THREE MAIN CONVICTS
The court laid most of the charges at the feet of the three men sentenced to thousands of years in prison.
Jamal Zougam was found guilty of belonging to a jihadist terrorist cell and convicted of terrorist murder. He was seen by three witnesses on the trains that blew up.
Fellow Moroccan Othman el Gnaoui was convicted of the same charges and found guilty of helping to get explosives to a house near Madrid where the bombs were prepared. Spaniard Jose Emilio Suarez Trashorras was found guilty of providing the explosives in the knowledge they could be used for a terrorist attack.
At the sentences were handed out, the three men sat silently behind bullet-proof glass staring at the judge or the floor.
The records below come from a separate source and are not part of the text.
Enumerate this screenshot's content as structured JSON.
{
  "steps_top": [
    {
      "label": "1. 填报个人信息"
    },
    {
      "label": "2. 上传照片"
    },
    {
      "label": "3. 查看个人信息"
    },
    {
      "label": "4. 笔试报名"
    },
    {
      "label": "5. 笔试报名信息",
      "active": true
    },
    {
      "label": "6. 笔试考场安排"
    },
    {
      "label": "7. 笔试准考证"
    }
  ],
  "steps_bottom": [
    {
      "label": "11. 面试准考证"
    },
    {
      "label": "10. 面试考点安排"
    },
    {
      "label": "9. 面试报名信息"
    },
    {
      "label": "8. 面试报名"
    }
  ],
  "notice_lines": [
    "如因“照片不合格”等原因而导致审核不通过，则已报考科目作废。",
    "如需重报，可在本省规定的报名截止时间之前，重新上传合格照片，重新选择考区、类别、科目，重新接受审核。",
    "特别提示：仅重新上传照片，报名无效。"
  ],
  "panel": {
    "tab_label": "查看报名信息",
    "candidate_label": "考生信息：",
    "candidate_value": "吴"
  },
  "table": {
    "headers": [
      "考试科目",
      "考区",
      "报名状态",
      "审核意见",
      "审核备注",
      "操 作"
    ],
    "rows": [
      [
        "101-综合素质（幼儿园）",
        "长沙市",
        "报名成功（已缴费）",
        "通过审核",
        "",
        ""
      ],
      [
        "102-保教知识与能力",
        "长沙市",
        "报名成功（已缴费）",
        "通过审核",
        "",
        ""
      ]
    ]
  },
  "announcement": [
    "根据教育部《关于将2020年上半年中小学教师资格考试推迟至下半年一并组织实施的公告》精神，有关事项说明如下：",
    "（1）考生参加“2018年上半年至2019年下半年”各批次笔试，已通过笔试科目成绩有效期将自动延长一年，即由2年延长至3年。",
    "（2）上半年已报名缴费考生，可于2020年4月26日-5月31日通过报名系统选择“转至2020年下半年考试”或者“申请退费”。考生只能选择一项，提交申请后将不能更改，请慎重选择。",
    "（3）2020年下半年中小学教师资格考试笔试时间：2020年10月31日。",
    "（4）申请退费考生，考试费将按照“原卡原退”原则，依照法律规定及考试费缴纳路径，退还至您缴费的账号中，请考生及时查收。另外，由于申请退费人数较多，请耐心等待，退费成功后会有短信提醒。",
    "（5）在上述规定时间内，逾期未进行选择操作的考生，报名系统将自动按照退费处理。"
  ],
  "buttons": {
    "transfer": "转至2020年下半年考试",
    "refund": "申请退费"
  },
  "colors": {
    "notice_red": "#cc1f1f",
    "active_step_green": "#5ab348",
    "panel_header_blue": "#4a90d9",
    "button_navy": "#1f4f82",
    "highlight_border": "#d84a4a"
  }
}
As he summed up the trial, Judge Gomez Bermudez again said there was no proof Basque separatist rebels ETA had anything to do with the train bombs, despite some media and victims' support groups still insisting there must be some link to them.
The conservative government in power in March 2004 at first pinned the attack on ETA but as more evidence piled up to show it was the work of an Islamist cell, Spain turned against its leaders and voted them out of power three days later.
(Additional reporting by Anna Valderrama, Teresa Larraz, Ben Harding and Raquel Castillo)